  • Due to the sensitive nature of such adverse actions, state agencies must notify FCS in advance of planned service disruptions.
  • If the funding problem is temporary, state agencies may wish to suspend benefits, rather than disqualify participants. Suspension can be used for temporary benefit disruption, whereas disqualification is a permanent measure which requires reapplication and certification. Suspension may be preferred by state agencies as a more moderate and temporary means to reduce food expenditures without causing undue negative alarm among participants. It also avoids the administrative costs of additional new certifications associated with disqualifications.
  • Mid-certification discontinuation of benefits should be applied in an equitable manner, to the minimal number of lowest priority persons necessary to bring caseload under control.
  • In imposing discontinuation of benefits, state agencies are not relieved of their obligation to follow proper "due process" procedures required by regulations.
  • State agencies must provide affected participants with a written notification of such adverse action l 5 days in advance of such disruption, the reasons for the action, and the offer of a right to appeal, as per regulations at 246. 70)( 6) and (9). Should the participant accept the offer of an appeal within mandated timeframes, benefits must be continued at the current level until a hearing decision is rendered or the certification period ends, whichever occurs first (246.9(g)). Given these constraints, mid-certification benefit discontinuation, even as au emergency measure, is not a particularly effective tool for realizing immediate cost savings.
  • No applicants -- in any category or priority -- may be certified during a period in which a state agency is employing mid-certification adverse actions, as per 246.7(h)(3) of regulations and FCS Instruction 803-9.
  • State agencies may wish to minimize the potential deterrent effect of benefit disruption on future applications by clarifying to affected persons that benefits may be available at a future date, as appropriate.

Using the techniques, tools and strategies discussed above, state agencies should plan well in advance so as to maintain a relatively stable participation level, minimize service disruption, and avoid precipitous end of year caseload reductions. In the event a state agency finds it must take action to reduce costs, the state agency must notify the FCS regional office of its intended actions. The regional office will continue to work with the state agency to refine its forecast of funding, validate its caseload projection, and customize available tools and strategies to the anticipated needs of the state agency to minimize the deterrent or negative impact on participants.

Supplemental Food Programs Division


Page updated: November 02, 2023

The contents of this guidance document do not have the force and effect of law and are not meant to bind the public in any way.
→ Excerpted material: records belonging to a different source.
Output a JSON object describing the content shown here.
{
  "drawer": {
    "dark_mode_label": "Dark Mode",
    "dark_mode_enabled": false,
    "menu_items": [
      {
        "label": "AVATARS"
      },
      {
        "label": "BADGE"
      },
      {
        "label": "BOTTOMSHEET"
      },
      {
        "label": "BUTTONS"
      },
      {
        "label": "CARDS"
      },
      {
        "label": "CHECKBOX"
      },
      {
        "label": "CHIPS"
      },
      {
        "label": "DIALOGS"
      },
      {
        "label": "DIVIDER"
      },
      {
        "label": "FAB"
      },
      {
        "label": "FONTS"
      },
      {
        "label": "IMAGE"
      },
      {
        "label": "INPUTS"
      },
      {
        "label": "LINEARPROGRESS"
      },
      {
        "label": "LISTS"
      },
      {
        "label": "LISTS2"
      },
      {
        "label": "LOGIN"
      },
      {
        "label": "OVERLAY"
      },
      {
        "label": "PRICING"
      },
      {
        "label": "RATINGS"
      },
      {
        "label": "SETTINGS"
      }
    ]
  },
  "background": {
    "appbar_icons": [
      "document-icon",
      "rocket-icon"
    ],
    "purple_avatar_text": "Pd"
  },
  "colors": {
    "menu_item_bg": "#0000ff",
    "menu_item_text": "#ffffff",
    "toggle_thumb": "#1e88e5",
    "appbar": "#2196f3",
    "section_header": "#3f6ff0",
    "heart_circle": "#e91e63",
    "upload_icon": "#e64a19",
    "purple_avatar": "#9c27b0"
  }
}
This document is intended only to provide clarity to the public regarding existing requirements under the law or agency policies.